---------- Records to process ----------
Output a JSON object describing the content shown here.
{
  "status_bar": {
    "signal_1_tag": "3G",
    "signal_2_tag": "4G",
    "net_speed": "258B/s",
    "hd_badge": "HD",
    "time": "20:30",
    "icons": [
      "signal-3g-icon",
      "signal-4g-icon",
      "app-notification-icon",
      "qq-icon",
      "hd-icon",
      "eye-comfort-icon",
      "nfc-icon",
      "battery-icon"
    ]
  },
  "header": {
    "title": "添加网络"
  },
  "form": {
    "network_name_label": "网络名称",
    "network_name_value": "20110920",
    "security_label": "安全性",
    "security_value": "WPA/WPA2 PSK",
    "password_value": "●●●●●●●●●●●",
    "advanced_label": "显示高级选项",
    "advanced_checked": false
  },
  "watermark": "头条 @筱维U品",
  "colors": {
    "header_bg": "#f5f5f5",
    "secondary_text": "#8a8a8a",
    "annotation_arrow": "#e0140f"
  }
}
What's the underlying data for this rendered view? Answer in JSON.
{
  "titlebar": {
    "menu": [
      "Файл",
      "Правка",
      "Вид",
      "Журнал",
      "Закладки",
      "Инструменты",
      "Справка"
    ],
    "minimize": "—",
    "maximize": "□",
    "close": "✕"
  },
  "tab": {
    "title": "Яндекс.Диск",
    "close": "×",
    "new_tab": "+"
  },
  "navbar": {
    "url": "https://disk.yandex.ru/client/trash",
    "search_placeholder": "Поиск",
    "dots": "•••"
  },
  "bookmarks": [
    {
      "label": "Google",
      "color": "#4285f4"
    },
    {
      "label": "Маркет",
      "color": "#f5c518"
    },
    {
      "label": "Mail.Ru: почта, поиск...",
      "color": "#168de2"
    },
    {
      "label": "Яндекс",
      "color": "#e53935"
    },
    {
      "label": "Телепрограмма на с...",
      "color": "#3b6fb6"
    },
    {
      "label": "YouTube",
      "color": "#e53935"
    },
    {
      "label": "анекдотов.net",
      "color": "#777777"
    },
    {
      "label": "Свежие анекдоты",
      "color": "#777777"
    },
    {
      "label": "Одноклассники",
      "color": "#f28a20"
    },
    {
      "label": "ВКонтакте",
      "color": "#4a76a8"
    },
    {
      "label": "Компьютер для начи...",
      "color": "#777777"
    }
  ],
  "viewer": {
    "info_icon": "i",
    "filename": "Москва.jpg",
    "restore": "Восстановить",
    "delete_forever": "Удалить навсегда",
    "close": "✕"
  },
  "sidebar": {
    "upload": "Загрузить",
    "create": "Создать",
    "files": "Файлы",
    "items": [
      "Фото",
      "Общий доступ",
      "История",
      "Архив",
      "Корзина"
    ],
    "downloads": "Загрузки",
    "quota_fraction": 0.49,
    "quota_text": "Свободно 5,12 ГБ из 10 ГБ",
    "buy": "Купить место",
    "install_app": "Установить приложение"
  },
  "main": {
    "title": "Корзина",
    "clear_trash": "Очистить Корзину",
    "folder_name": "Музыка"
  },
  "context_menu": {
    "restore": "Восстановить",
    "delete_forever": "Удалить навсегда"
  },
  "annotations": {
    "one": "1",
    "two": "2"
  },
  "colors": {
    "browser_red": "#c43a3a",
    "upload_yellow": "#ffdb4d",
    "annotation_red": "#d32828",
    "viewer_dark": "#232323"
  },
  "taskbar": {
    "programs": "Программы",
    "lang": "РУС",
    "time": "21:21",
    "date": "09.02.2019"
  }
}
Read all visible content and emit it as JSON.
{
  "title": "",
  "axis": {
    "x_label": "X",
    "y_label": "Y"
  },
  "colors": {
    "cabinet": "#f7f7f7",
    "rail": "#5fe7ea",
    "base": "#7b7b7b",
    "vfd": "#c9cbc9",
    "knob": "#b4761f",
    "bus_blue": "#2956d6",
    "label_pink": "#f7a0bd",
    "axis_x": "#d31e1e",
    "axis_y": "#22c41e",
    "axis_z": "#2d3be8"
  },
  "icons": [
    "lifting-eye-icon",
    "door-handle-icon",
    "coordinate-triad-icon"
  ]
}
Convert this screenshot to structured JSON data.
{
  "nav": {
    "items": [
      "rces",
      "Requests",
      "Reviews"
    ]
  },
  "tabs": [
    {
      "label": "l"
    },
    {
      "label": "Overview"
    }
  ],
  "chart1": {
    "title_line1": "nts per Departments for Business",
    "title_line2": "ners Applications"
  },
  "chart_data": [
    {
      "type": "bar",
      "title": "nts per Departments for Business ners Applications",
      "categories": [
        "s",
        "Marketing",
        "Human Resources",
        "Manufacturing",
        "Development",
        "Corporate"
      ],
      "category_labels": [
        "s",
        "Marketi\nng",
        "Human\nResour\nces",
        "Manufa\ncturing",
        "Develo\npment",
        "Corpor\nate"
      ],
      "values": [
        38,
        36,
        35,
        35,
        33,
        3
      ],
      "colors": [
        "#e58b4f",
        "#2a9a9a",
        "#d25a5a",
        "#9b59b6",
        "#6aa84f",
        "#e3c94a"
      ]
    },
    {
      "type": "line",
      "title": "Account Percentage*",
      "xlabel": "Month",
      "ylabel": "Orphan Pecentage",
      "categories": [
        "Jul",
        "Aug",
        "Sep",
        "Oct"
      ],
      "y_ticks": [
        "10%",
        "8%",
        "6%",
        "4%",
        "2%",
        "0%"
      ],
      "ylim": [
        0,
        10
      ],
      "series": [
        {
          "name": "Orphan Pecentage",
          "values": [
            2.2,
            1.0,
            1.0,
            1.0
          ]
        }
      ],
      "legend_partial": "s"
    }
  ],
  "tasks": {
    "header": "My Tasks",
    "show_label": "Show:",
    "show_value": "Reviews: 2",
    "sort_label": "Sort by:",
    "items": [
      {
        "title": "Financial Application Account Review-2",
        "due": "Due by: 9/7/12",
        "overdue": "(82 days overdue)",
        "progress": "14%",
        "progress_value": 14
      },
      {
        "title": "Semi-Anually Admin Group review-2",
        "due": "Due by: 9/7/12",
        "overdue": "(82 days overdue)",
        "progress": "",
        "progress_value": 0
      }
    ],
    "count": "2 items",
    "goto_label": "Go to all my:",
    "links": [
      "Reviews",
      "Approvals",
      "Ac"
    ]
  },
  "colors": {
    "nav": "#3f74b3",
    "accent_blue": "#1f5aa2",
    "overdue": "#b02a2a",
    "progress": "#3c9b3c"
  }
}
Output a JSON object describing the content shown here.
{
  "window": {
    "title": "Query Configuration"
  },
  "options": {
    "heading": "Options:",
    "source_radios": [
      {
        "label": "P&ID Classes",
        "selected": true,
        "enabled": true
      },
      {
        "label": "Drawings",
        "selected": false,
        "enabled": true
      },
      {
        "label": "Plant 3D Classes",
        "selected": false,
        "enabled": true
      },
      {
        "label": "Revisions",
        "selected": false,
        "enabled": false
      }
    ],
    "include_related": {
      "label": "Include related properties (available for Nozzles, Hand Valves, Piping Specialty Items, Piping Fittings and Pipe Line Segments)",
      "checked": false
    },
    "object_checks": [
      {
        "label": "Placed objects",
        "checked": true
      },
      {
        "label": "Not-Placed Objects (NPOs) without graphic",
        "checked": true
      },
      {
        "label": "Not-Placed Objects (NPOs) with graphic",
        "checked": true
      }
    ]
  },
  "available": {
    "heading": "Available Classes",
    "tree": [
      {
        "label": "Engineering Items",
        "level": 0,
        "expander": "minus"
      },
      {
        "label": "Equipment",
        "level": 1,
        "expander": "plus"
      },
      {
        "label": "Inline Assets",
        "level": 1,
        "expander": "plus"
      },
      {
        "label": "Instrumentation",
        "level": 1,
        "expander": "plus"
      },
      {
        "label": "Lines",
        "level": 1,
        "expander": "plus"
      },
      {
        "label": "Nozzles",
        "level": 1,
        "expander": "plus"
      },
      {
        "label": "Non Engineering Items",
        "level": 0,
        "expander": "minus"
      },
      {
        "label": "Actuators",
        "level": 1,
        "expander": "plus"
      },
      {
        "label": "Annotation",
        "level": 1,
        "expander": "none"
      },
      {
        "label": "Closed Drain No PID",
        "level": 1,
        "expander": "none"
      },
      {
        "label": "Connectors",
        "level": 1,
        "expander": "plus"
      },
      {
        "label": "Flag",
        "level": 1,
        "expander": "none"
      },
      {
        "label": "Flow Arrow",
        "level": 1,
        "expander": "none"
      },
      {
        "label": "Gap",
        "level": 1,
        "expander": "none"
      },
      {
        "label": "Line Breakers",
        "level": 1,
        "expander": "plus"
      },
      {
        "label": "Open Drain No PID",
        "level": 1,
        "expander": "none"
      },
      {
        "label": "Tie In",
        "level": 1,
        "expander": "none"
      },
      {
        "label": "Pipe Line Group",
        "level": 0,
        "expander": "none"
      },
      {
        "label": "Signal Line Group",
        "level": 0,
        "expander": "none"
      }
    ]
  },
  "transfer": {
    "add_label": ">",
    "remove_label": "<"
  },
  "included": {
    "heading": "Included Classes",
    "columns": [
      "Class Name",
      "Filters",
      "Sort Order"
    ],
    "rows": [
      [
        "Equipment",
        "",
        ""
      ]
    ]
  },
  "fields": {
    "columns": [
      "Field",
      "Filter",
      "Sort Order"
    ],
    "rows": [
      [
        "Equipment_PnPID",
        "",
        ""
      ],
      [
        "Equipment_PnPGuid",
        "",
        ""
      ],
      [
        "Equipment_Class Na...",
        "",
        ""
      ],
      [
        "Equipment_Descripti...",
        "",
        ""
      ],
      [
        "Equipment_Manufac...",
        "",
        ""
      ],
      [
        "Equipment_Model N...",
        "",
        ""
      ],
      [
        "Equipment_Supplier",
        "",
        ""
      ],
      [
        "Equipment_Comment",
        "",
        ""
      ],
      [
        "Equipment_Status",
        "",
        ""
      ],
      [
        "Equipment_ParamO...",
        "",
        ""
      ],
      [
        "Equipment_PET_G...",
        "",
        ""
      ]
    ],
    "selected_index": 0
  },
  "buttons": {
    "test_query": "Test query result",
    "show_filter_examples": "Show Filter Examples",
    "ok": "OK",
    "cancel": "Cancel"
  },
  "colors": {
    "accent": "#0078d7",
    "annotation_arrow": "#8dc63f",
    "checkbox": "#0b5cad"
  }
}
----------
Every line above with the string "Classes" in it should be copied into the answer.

        "label": "P&ID Classes",
        "label": "Plant 3D Classes",
    "heading": "Available Classes",
    "heading": "Included Classes",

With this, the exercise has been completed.